In Japan, where opinions of the U.S. were nearly evenly split in 2008, most now offer a favorable view. About six-in-ten Japanese (59%) give the U.S. a positive rating and 37% give it a negative rating; in 2008, half offered a favorable view and 48% offered an unfavorable view of the U.S.

Views of the United States are more negative in China than in the two other countries included in Obama’s itinerary. About the same share say they have a favorable view of the U.S. (47%) as say they have an unfavorable view (46%). Still, Chinese ratings of the U.S. are more positive than they were last year, when 41% gave the U.S. a favorable rating.

Mixed Views of Obama’s Approach

Despite the widespread confidence in Obama’s judgment among the Japanese, Chinese and South Koreans, expectations for the way the president will approach foreign policymaking are more mixed.

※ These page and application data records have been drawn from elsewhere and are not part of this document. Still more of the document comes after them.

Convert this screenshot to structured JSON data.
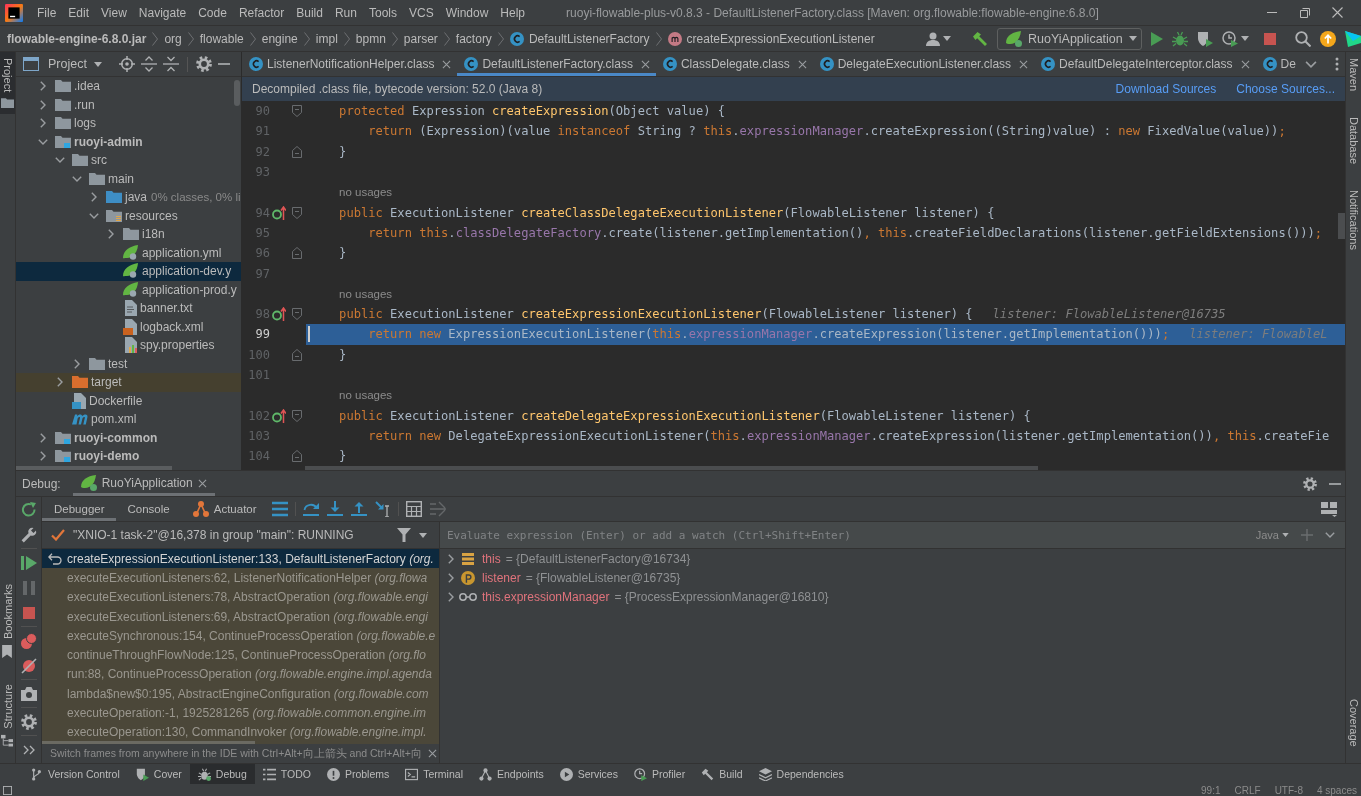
{
  "menu": {
    "items": [
      "File",
      "Edit",
      "View",
      "Navigate",
      "Code",
      "Refactor",
      "Build",
      "Run",
      "Tools",
      "VCS",
      "Window",
      "Help"
    ],
    "title": "ruoyi-flowable-plus-v0.8.3 - DefaultListenerFactory.class [Maven: org.flowable:flowable-engine:6.8.0]"
  },
  "breadcrumbs": [
    {
      "label": "flowable-engine-6.8.0.jar",
      "kind": "jar"
    },
    {
      "label": "org",
      "kind": "package"
    },
    {
      "label": "flowable",
      "kind": "package"
    },
    {
      "label": "engine",
      "kind": "package"
    },
    {
      "label": "impl",
      "kind": "package"
    },
    {
      "label": "bpmn",
      "kind": "package"
    },
    {
      "label": "parser",
      "kind": "package"
    },
    {
      "label": "factory",
      "kind": "package"
    },
    {
      "label": "DefaultListenerFactory",
      "kind": "class"
    },
    {
      "label": "createExpressionExecutionListener",
      "kind": "method"
    }
  ],
  "run_config": "RuoYiApplication",
  "left_strip": {
    "top": [
      {
        "label": "Project",
        "selected": true
      }
    ],
    "bottom": [
      {
        "label": "Bookmarks",
        "selected": false
      },
      {
        "label": "Structure",
        "selected": false
      }
    ]
  },
  "right_strip": {
    "top": [
      {
        "label": "Maven",
        "selected": false
      },
      {
        "label": "Database",
        "selected": false
      },
      {
        "label": "Notifications",
        "selected": false
      }
    ],
    "bottom": [
      {
        "label": "Coverage",
        "selected": false
      }
    ]
  },
  "project_panel": {
    "title": "Project",
    "tree": [
      {
        "label": ".idea",
        "kind": "folder",
        "expanded": false,
        "selected": false
      },
      {
        "label": ".run",
        "kind": "folder",
        "expanded": false,
        "selected": false
      },
      {
        "label": "logs",
        "kind": "folder",
        "expanded": false,
        "selected": false
      },
      {
        "label": "ruoyi-admin",
        "kind": "module",
        "expanded": true,
        "selected": false,
        "children": [
          {
            "label": "src",
            "kind": "folder",
            "expanded": true,
            "selected": false,
            "children": [
              {
                "label": "main",
                "kind": "folder",
                "expanded": true,
                "selected": false,
                "children": [
                  {
                    "label": "java",
                    "kind": "source-folder",
                    "expanded": false,
                    "selected": false,
                    "note": "0% classes, 0% li"
                  },
                  {
                    "label": "resources",
                    "kind": "resource-folder",
                    "expanded": true,
                    "selected": false,
                    "children": [
                      {
                        "label": "i18n",
                        "kind": "folder",
                        "expanded": false,
                        "selected": false
                      },
                      {
                        "label": "application.yml",
                        "kind": "spring-config",
                        "selected": false
                      },
                      {
                        "label": "application-dev.y",
                        "kind": "spring-config",
                        "selected": true
                      },
                      {
                        "label": "application-prod.y",
                        "kind": "spring-config",
                        "selected": false
                      },
                      {
                        "label": "banner.txt",
                        "kind": "text-file",
                        "selected": false
                      },
                      {
                        "label": "logback.xml",
                        "kind": "xml-file",
                        "selected": false
                      },
                      {
                        "label": "spy.properties",
                        "kind": "properties-file",
                        "selected": false
                      }
                    ]
                  }
                ]
              },
              {
                "label": "test",
                "kind": "folder",
                "expanded": false,
                "selected": false
              }
            ]
          },
          {
            "label": "target",
            "kind": "excluded-folder",
            "expanded": false,
            "selected": false
          },
          {
            "label": "Dockerfile",
            "kind": "docker-file",
            "selected": false
          },
          {
            "label": "pom.xml",
            "kind": "maven-file",
            "selected": false
          }
        ]
      },
      {
        "label": "ruoyi-common",
        "kind": "module",
        "expanded": false,
        "selected": false
      },
      {
        "label": "ruoyi-demo",
        "kind": "module",
        "expanded": false,
        "selected": false
      }
    ]
  },
  "editor": {
    "tabs": [
      {
        "label": "ListenerNotificationHelper.class",
        "selected": false
      },
      {
        "label": "DefaultListenerFactory.class",
        "selected": true
      },
      {
        "label": "ClassDelegate.class",
        "selected": false
      },
      {
        "label": "DelegateExecutionListener.class",
        "selected": false
      },
      {
        "label": "DefaultDelegateInterceptor.class",
        "selected": false
      },
      {
        "label": "De",
        "selected": false
      }
    ],
    "banner": {
      "text": "Decompiled .class file, bytecode version: 52.0 (Java 8)",
      "links": [
        "Download Sources",
        "Choose Sources..."
      ]
    },
    "lines": [
      {
        "number": "90",
        "kind": "opener",
        "implements": false,
        "current": false,
        "tokens": [
          {
            "text": "    protected",
            "kind": "keyword"
          },
          {
            "text": " Expression ",
            "kind": "plain"
          },
          {
            "text": "createExpression",
            "kind": "declaration"
          },
          {
            "text": "(Object value) {",
            "kind": "plain"
          }
        ]
      },
      {
        "number": "91",
        "kind": "statement",
        "implements": false,
        "current": false,
        "tokens": [
          {
            "text": "        return",
            "kind": "keyword"
          },
          {
            "text": " (Expression)(value ",
            "kind": "plain"
          },
          {
            "text": "instanceof",
            "kind": "keyword"
          },
          {
            "text": " String ? ",
            "kind": "plain"
          },
          {
            "text": "this",
            "kind": "keyword"
          },
          {
            "text": ".",
            "kind": "plain"
          },
          {
            "text": "expressionManager",
            "kind": "field"
          },
          {
            "text": ".createExpression((String)value) : ",
            "kind": "plain"
          },
          {
            "text": "new",
            "kind": "keyword"
          },
          {
            "text": " FixedValue(value))",
            "kind": "plain"
          },
          {
            "text": ";",
            "kind": "keyword"
          }
        ]
      },
      {
        "number": "92",
        "kind": "closer",
        "implements": false,
        "current": false,
        "tokens": [
          {
            "text": "    }",
            "kind": "plain"
          }
        ]
      },
      {
        "number": "93",
        "kind": "blank",
        "implements": false,
        "current": false
      },
      {
        "number": "94",
        "kind": "opener",
        "inlay": "no usages",
        "implements": true,
        "current": false,
        "tokens": [
          {
            "text": "    public",
            "kind": "keyword"
          },
          {
            "text": " ExecutionListener ",
            "kind": "plain"
          },
          {
            "text": "createClassDelegateExecutionListener",
            "kind": "declaration"
          },
          {
            "text": "(FlowableListener listener) {",
            "kind": "plain"
          }
        ]
      },
      {
        "number": "95",
        "kind": "statement",
        "implements": false,
        "current": false,
        "tokens": [
          {
            "text": "        return",
            "kind": "keyword"
          },
          {
            "text": " this",
            "kind": "keyword"
          },
          {
            "text": ".",
            "kind": "plain"
          },
          {
            "text": "classDelegateFactory",
            "kind": "field"
          },
          {
            "text": ".create(listener.getImplementation()",
            "kind": "plain"
          },
          {
            "text": ",",
            "kind": "keyword"
          },
          {
            "text": " this",
            "kind": "keyword"
          },
          {
            "text": ".createFieldDeclarations(listener.getFieldExtensions()))",
            "kind": "plain"
          },
          {
            "text": ";",
            "kind": "keyword"
          }
        ]
      },
      {
        "number": "96",
        "kind": "closer",
        "implements": false,
        "current": false,
        "tokens": [
          {
            "text": "    }",
            "kind": "plain"
          }
        ]
      },
      {
        "number": "97",
        "kind": "blank",
        "implements": false,
        "current": false
      },
      {
        "number": "98",
        "kind": "opener",
        "inlay": "no usages",
        "implements": true,
        "current": false,
        "hint": "listener: FlowableListener@16735",
        "tokens": [
          {
            "text": "    public",
            "kind": "keyword"
          },
          {
            "text": " ExecutionListener ",
            "kind": "plain"
          },
          {
            "text": "createExpressionExecutionListener",
            "kind": "declaration"
          },
          {
            "text": "(FlowableListener listener) {",
            "kind": "plain"
          }
        ]
      },
      {
        "number": "99",
        "kind": "statement",
        "implements": false,
        "current": true,
        "hint": "listener: FlowableL",
        "tokens": [
          {
            "text": "        return",
            "kind": "keyword"
          },
          {
            "text": " new",
            "kind": "keyword"
          },
          {
            "text": " ExpressionExecutionListener(",
            "kind": "plain"
          },
          {
            "text": "this",
            "kind": "keyword"
          },
          {
            "text": ".",
            "kind": "plain"
          },
          {
            "text": "expressionManager",
            "kind": "field"
          },
          {
            "text": ".createExpression(listener.getImplementation()))",
            "kind": "plain"
          },
          {
            "text": ";",
            "kind": "keyword"
          }
        ]
      },
      {
        "number": "100",
        "kind": "closer",
        "implements": false,
        "current": false,
        "tokens": [
          {
            "text": "    }",
            "kind": "plain"
          }
        ]
      },
      {
        "number": "101",
        "kind": "blank",
        "implements": false,
        "current": false
      },
      {
        "number": "102",
        "kind": "opener",
        "inlay": "no usages",
        "implements": true,
        "current": false,
        "tokens": [
          {
            "text": "    public",
            "kind": "keyword"
          },
          {
            "text": " ExecutionListener ",
            "kind": "plain"
          },
          {
            "text": "createDelegateExpressionExecutionListener",
            "kind": "declaration"
          },
          {
            "text": "(FlowableListener listener) {",
            "kind": "plain"
          }
        ]
      },
      {
        "number": "103",
        "kind": "statement",
        "implements": false,
        "current": false,
        "tokens": [
          {
            "text": "        return",
            "kind": "keyword"
          },
          {
            "text": " new",
            "kind": "keyword"
          },
          {
            "text": " DelegateExpressionExecutionListener(",
            "kind": "plain"
          },
          {
            "text": "this",
            "kind": "keyword"
          },
          {
            "text": ".",
            "kind": "plain"
          },
          {
            "text": "expressionManager",
            "kind": "field"
          },
          {
            "text": ".createExpression(listener.getImplementation())",
            "kind": "plain"
          },
          {
            "text": ",",
            "kind": "keyword"
          },
          {
            "text": " this",
            "kind": "keyword"
          },
          {
            "text": ".createFie",
            "kind": "plain"
          }
        ]
      },
      {
        "number": "104",
        "kind": "closer",
        "implements": false,
        "current": false,
        "tokens": [
          {
            "text": "    }",
            "kind": "plain"
          }
        ]
      }
    ]
  },
  "debug": {
    "title": "Debug:",
    "session": {
      "label": "RuoYiApplication",
      "selected": true
    },
    "side_toolbar": [
      {
        "kind": "rerun",
        "disabled": false
      },
      {
        "kind": "wrench",
        "disabled": false
      },
      {
        "kind": "resume",
        "disabled": false
      },
      {
        "kind": "pause",
        "disabled": true
      },
      {
        "kind": "stop",
        "disabled": false
      },
      {
        "kind": "breakpoints",
        "disabled": false
      },
      {
        "kind": "mute",
        "disabled": false
      },
      {
        "kind": "camera",
        "disabled": false
      },
      {
        "kind": "settings",
        "disabled": false
      },
      {
        "kind": "more",
        "disabled": false
      }
    ],
    "tabs": [
      {
        "label": "Debugger",
        "kind": "debugger",
        "selected": true
      },
      {
        "label": "Console",
        "kind": "console",
        "selected": false
      },
      {
        "label": "Actuator",
        "kind": "actuator",
        "selected": false
      }
    ],
    "toolbar": [
      {
        "kind": "frames-list",
        "disabled": false
      },
      {
        "kind": "step-over",
        "disabled": false
      },
      {
        "kind": "step-into",
        "disabled": false
      },
      {
        "kind": "step-out",
        "disabled": false
      },
      {
        "kind": "run-to-cursor",
        "disabled": false
      },
      {
        "kind": "evaluate",
        "disabled": false
      },
      {
        "kind": "trace",
        "disabled": true
      }
    ],
    "thread": "\"XNIO-1 task-2\"@16,378 in group \"main\": RUNNING",
    "frames": [
      {
        "text": "createExpressionExecutionListener:133, DefaultListenerFactory *(org.*",
        "selected": true
      },
      {
        "text": "executeExecutionListeners:62, ListenerNotificationHelper *(org.flowa*",
        "selected": false
      },
      {
        "text": "executeExecutionListeners:78, AbstractOperation *(org.flowable.engi*",
        "selected": false
      },
      {
        "text": "executeExecutionListeners:69, AbstractOperation *(org.flowable.engi*",
        "selected": false
      },
      {
        "text": "executeSynchronous:154, ContinueProcessOperation *(org.flowable.e*",
        "selected": false
      },
      {
        "text": "continueThroughFlowNode:125, ContinueProcessOperation *(org.flo*",
        "selected": false
      },
      {
        "text": "run:88, ContinueProcessOperation *(org.flowable.engine.impl.agenda*",
        "selected": false
      },
      {
        "text": "lambda$new$0:195, AbstractEngineConfiguration *(org.flowable.com*",
        "selected": false
      },
      {
        "text": "executeOperation:-1, 1925281265 *(org.flowable.common.engine.im*",
        "selected": false
      },
      {
        "text": "executeOperation:130, CommandInvoker *(org.flowable.engine.impl.*",
        "selected": false
      }
    ],
    "frames_tip": "Switch frames from anywhere in the IDE with Ctrl+Alt+向上箭头 and Ctrl+Alt+向",
    "evaluate": {
      "placeholder": "Evaluate expression (Enter) or add a watch (Ctrl+Shift+Enter)",
      "language": "Java",
      "add_disabled": true
    },
    "variables": [
      {
        "kind": "field",
        "name": "this",
        "value": "= {DefaultListenerFactory@16734}",
        "expanded": false
      },
      {
        "kind": "parameter",
        "name": "listener",
        "value": "= {FlowableListener@16735}",
        "expanded": false
      },
      {
        "kind": "watch",
        "name": "this.expressionManager",
        "value": "= {ProcessExpressionManager@16810}",
        "expanded": false
      }
    ]
  },
  "bottom_tools": [
    {
      "label": "Version Control",
      "selected": false
    },
    {
      "label": "Cover",
      "selected": false
    },
    {
      "label": "Debug",
      "selected": true
    },
    {
      "label": "TODO",
      "selected": false
    },
    {
      "label": "Problems",
      "selected": false
    },
    {
      "label": "Terminal",
      "selected": false
    },
    {
      "label": "Endpoints",
      "selected": false
    },
    {
      "label": "Services",
      "selected": false
    },
    {
      "label": "Profiler",
      "selected": false
    },
    {
      "label": "Build",
      "selected": false
    },
    {
      "label": "Dependencies",
      "selected": false
    }
  ],
  "status_bar": [
    "99:1",
    "CRLF",
    "UTF-8",
    "4 spaces"
  ]
}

For example, slightly more people in Japan say Obama will not take their country’s interests into account than say he will (46% vs. 43%). In China and South Korea, pluralities say Obama will act multilaterally (46% and 49%, respectively), but a sizeable minority in each country does not think that is the case.

When it comes to decisions regarding when to use military force, close to two-thirds of South Koreans (65%) expect the U.S. president to seek international approval; a slim majority in Japan (52%) shares that view. Yet, in China, most have low expectations — 54% say Obama will not seek international approval before deploying forces and just 29% say he will.

Majorities in Japan (59%) and South Korea (70%) expect Obama to take significant measures to control global climate change, an issue that will be high on the agenda during Obama’s trip to Asia. Views are somewhat more mixed in China — nearly half (49%) expect the Obama administration to tackle climate change and about a third (34%) do not think he will do so.

Views of Obama’s International Policies

When asked for their overall assessments of Obama’s international policies, majorities in Japan (77%), South Korea (71%) and China (57%) approve. More specifically, there is widespread approval in these countries of Obama’s decision to close the U.S. military prison in Guantanamo Bay, Cuba, and to withdraw combat forces from Iraq by 2011.

In contrast, Obama’s decision to send additional troops to Afghanistan is met with widespread resistance. In China, 71% disapprove while just 17% approve of the president’s decision. Similarly, in Japan, more than twice as many disapprove as approve of Obama’s decision to increase troop levels in Afghanistan (62% vs. 28%); 55% disapprove and 28% approve in South Korea.

U.S. Seen as Leading Economy by Japanese and South Koreans

Of the 25 publics surveyed, South Koreans are the most likely to name the United States as the world’s leading economic power — eight-in-ten say that is the case. By comparison, just 48% of Americans name their own country as the world’s leading economy. About one-in-ten South Koreans (12%) say China is the dominant economic power.

The U.S. is also seen as the world’s leading economic power by a majority in Japan. Nearly six-in-ten Japanese (58%) characterize the U.S. this way, compared with 21% who name China.

The Chinese are evenly divided — 41% say the U.S. is currently the dominant economic power and 41% name their own country. This is a significant shift from last year, when about half (48%) described the U.S. as the world’s leading economy and just 21% described China this way.